I don't think that fellow vision impaired persons would be too shocked to hear mme ask this question: Is there a priority barrier in the midst of our society? What exactly am I talking about? It is this: Do we face a priority barrier because of our blindness? A question that continues to haunt me and one that I hear several others asking on a continual basis.
Whenever a doctor says things like "Well, why should you be concerned with this because you can't see it anyway" it leaves me to wonder. Whenever a doctor deliberately turns away from me and chooses to speak to the person accompanying me, it makes me wonder if they just can't be bothered to speak to me because in their eyes I am either not much of a priority or they do not believe that I can understand what they are saying.
Whenever a customer service person tells me that it is just too costly to send me my statements or other information in an alternate format, it sure makes me feel that I am just not a priority on their radars.

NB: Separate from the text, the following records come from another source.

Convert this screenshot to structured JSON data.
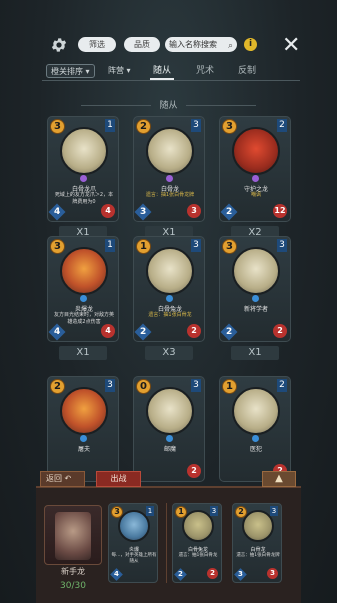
{
  "toolbar": {
    "filter_a": "筛选",
    "filter_b": "品质",
    "search_placeholder": "输入名称搜索",
    "info_label": "i",
    "close_label": "✕"
  },
  "filters": {
    "sort_label": "橙关排序",
    "lineage_label": "阵营",
    "tabs": [
      {
        "label": "随从",
        "active": true
      },
      {
        "label": "咒术",
        "active": false
      },
      {
        "label": "反制",
        "active": false
      }
    ]
  },
  "section_title": "随从",
  "cards": [
    {
      "cost": "3",
      "rank": "1",
      "name": "白骨龙爪",
      "desc": "死域上的友方龙爪＞2，本牌费用为0",
      "attack": "4",
      "health": "4",
      "count": "X1",
      "art": "pale",
      "gem": "purple",
      "desc_color": "white"
    },
    {
      "cost": "2",
      "rank": "3",
      "name": "白骨龙",
      "desc": "遗言：抽1张白骨龙牌",
      "attack": "3",
      "health": "3",
      "count": "X1",
      "art": "pale",
      "gem": "purple",
      "desc_color": "gold"
    },
    {
      "cost": "3",
      "rank": "2",
      "name": "守护之龙",
      "desc": "嘲讽",
      "attack": "2",
      "health": "12",
      "count": "X2",
      "art": "red",
      "gem": "purple",
      "desc_color": "gold"
    },
    {
      "cost": "3",
      "rank": "1",
      "name": "炎爆龙",
      "desc": "友方目光结束时，对敌方英雄造成2点伤害",
      "attack": "4",
      "health": "4",
      "count": "X1",
      "art": "fire",
      "gem": "blue",
      "desc_color": "white"
    },
    {
      "cost": "1",
      "rank": "3",
      "name": "白骨兔龙",
      "desc": "遗言：抽1张白骨龙",
      "attack": "2",
      "health": "2",
      "count": "X3",
      "art": "pale",
      "gem": "blue",
      "desc_color": "gold"
    },
    {
      "cost": "3",
      "rank": "3",
      "name": "新将学者",
      "desc": "",
      "attack": "2",
      "health": "2",
      "count": "X1",
      "art": "pale",
      "gem": "blue",
      "desc_color": "white"
    },
    {
      "cost": "2",
      "rank": "3",
      "name": "屠夫",
      "desc": "",
      "attack": "",
      "health": "",
      "count": "",
      "art": "fire",
      "gem": "blue",
      "desc_color": "white"
    },
    {
      "cost": "0",
      "rank": "3",
      "name": "邮魔",
      "desc": "",
      "attack": "",
      "health": "2",
      "count": "",
      "art": "pale",
      "gem": "blue",
      "desc_color": "white"
    },
    {
      "cost": "1",
      "rank": "2",
      "name": "医犯",
      "desc": "",
      "attack": "",
      "health": "2",
      "count": "",
      "art": "pale",
      "gem": "blue",
      "desc_color": "white"
    }
  ],
  "bottom": {
    "back_label": "返回 ↶",
    "battle_label": "出战",
    "expand_label": "▲",
    "hero_name": "新手龙",
    "hero_count": "30/30",
    "deck": [
      {
        "cost": "3",
        "rank": "1",
        "name": "炎爆",
        "desc": "每…，对手英雄上所有随从",
        "attack": "4",
        "health": "",
        "art": "blue"
      },
      {
        "cost": "1",
        "rank": "3",
        "name": "白骨兔龙",
        "desc": "遗言：抽1张白骨龙",
        "attack": "2",
        "health": "2",
        "art": "pale"
      },
      {
        "cost": "2",
        "rank": "3",
        "name": "白骨龙",
        "desc": "遗言：抽1张白骨龙牌",
        "attack": "3",
        "health": "3",
        "art": "pale"
      }
    ]
  }
}
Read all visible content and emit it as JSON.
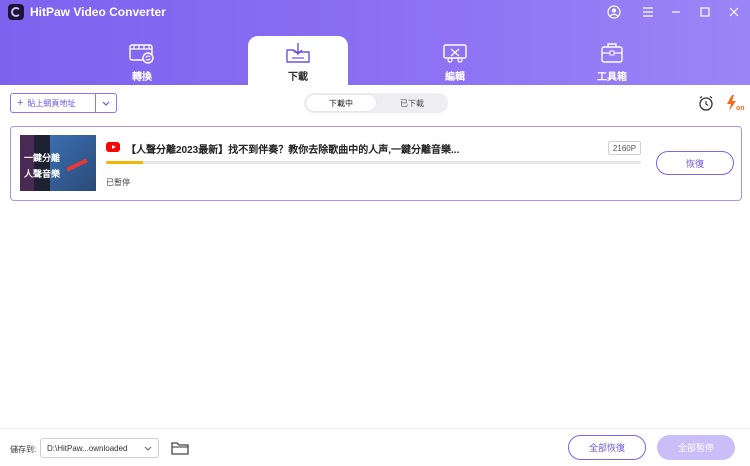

When governments cut programs and services that directly affect the well beings of disabled persons it is no wonder that many of us ask ourselves why. Are we not Human Beings? Persons with as much rights as our fellow Canadians? Persons who must be treated equally? For after all, we pay our taxes on time and I don't think that our government would be too amused if we were to say that we would not pay our taxes because we did not feel that we were receiving equal access to information and services.
I have had a few persons telling me in the last few weeks that they have been to meetings where it has been asked if information is going to be available in alternate formats and the overwhelming response has been that it is just too costly to provide information in alternate formats.
Nine out of 10 times, whenever budget cuts and/or job cuts take place both within private industry as well as within government departments, the cuts almost always affect the well being of the disabled. We seem to be one of the first groups to be directly affected. For some reason, we seem to be expendable in the eyes of the majority. I am wondering out loud whether this is due to the general attitude that we are not really considered as contributing members to society; economically as well as socially, probably could never be, so why should we be made a priority?
Could it be that the statement out of sight out of mind would be most suited for this editorial? Could it be that much of society would prefer not to make us a priority because they feel uncomfortable with us and vulnerable because they are afraid of becoming disabled at some point in time in their life? If the picture were angled in a different way to focus on a particular province, a particular religious group, or a particular group of persons based on language or race, chances are that they would most definitely feel the same way about being faced with a priority barrier.
Before you take the big step to call me a negative nagger, I will acknowledge that despite its existence, the priority barrier has become a bit less steep in recent years but it is threatening to rise again and will surely do so if we do not act now to start bringing it down and reducing its size to manageable proportions.
I'm Donna J. Jodhan your friendly accessibility advocate wishing you a terrific day. If you'd like to learn more about me, then you can visit some of my blog spots at:
Donna Jodhan! Advocating accessibility for all: http://www.donnajodhan.blogspot.com
Weekly Saturday postings on issues of accessibility: http://www.sterlingcreations.ca/blog/blog.html
blogs on various issues and answers to consumers concerns: http://www.sterlingcreations.com/businessdesk.htm